Rendering an offering unto the Lord should be an occasion of rejoicing. Many times, when the portion of our lives arises wherein we are reminded about the aspect of worship that requires us to participate in the giving up of ourselves unto the Lord, we become disgruntled or even become distant. The Bible teaches us in 2 Corinthians,
“Every man according as he purposeth in his heart, so let him give; not grudgingly, or of necessity: for God loveth a cheerful giver…” (9:7).
We become disgruntled or distant upon hearing this particular passage of Scripture based upon hearing the many reports of the misappropriation of finances by some who have been entrusted with the stewardship of the congregational finances.

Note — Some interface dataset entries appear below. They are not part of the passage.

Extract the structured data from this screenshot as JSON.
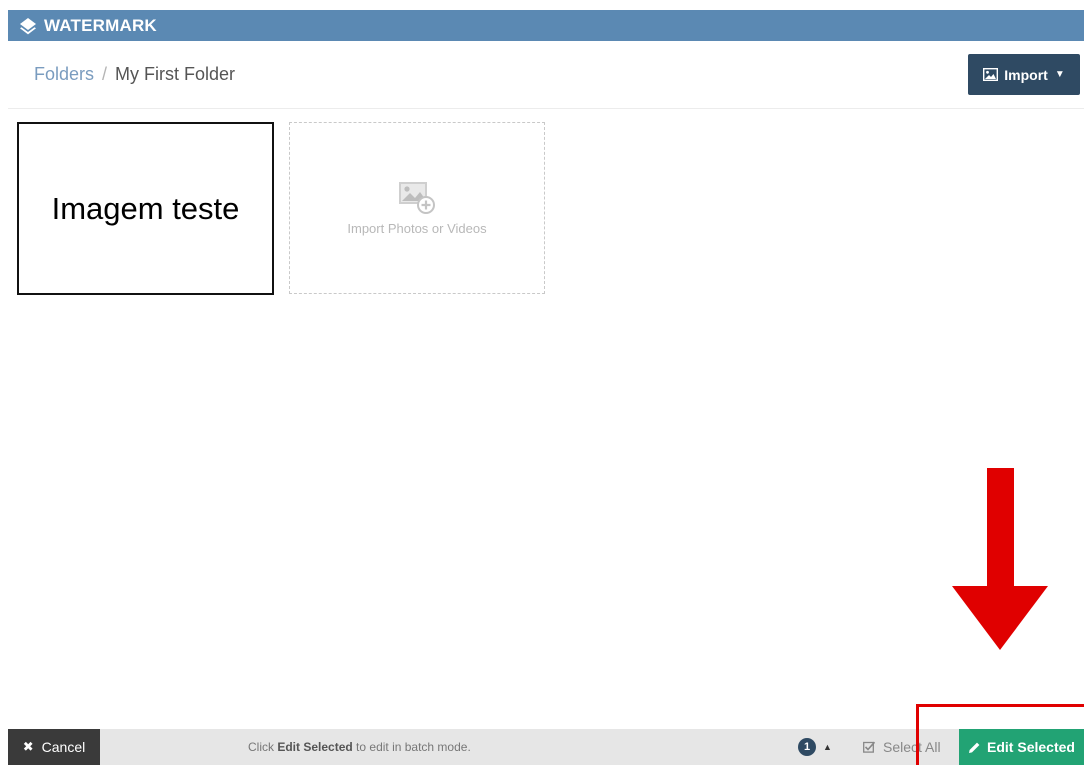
{
  "app": {
    "brand": "WATERMARK",
    "logo_icon": "layers-diamond-icon",
    "topbar_color": "#5b89b3"
  },
  "breadcrumb": {
    "root": "Folders",
    "separator": "/",
    "current": "My First Folder"
  },
  "header": {
    "import_label": "Import",
    "import_icon": "image-icon",
    "import_caret_icon": "caret-down-icon"
  },
  "gallery": {
    "image_tile_text": "Imagem teste",
    "import_tile_text": "Import Photos or Videos",
    "import_tile_icon": "add-image-icon"
  },
  "annotation": {
    "arrow_icon": "down-arrow-icon",
    "color": "#e00000"
  },
  "footer": {
    "cancel_label": "Cancel",
    "cancel_icon": "close-icon",
    "hint_prefix": "Click",
    "hint_bold": "Edit Selected",
    "hint_suffix": "to edit in batch mode.",
    "selected_count": "1",
    "expand_icon": "caret-up-icon",
    "select_all_label": "Select All",
    "select_all_icon": "checkbox-icon",
    "edit_selected_label": "Edit Selected",
    "edit_icon": "pencil-icon",
    "edit_color": "#22a374"
  }
}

However, this verse does not refer to monetary gifts alone, but also extends to any gift that may be rendered unto the Lord.
When God asks us to give Him our everything, we are ecstatic, initially, until it requires us to release something we desire to hold onto for whatever reason. This is the battle that many believers face on a daily basis, and some have been facing the same internal struggle for years. Why do we struggle with handing over something that can be detrimental to our walk with the Lord? Why is it so difficult? Trust me, we are not alone in this fight.
We know that God has called us to a life of holiness. Some people are able to lay many of their burdens down through the assistance of the Holy Spirit. That is understood. However, according to the Apostle Paul, we also know that we are
“…always bearing about in the body the dying of the Lord Jesus, that the life also of Jesus might be made manifest in our body. For we which live are always delivered unto death for Jesus’ sake, that the life also of Jesus might be made manifest in our mortal flesh…” (2 Cor. 4:10,11).
This means that we are all being renewed daily. This means that we are not all on the same level as it pertains to our walk with Christ. This means that there are those who may struggle a little longer with complete surrender than others based upon past experiences. When others feel out of place because they do not “have their lives together”, this can sometimes make it difficult to be cheerful when asked to surrender something. They almost feel exposed. They sometimes struggle with the vulnerability factor. They sometimes struggle with the lost sense of control that they felt they had previously. One more thing…as leaders, sometimes, we can also be contributors to their apprehension by being a little misunderstanding and condemnatory of what the individual may be dealing with internally.
Paul provided instruction to Timothy on how to address personal issues of this sort,
“…the servant of the Lord must not strive; but be gentle unto all men, apt to teach, patient, In meekness instructing those that oppose themselves; if God peradventure will give them repentance to the acknowledging of the truth; and that they may recover themselves out of the snare of the devil, who are taken captive by him at his will…” (2 Tim. 2:24-26).
When those who struggle with becoming a ‘living sacrifice,’ we have an opportunity to make it a teachable moment for both them and ourselves in the process. Upon knowing that God still loves them and is willing to take on whatever challenge with which they may be faced, the person may slowly begin to release the reins of their struggle…and do so willingly and with a cheerful heart. But we may have to be the willing vessel who is determined to tough it out with them until their change comes.
As for those who choose to maintain “control” of their situation, we will just continue to pray (fervently, as well as, cheerfully) for them that
“…the light of the glorious gospel of Jesus Christ, Who is the image of God, should shine unto them…to give the light of knowledge…” (2 Cor. 4: 4,6)…#thinkonthesethings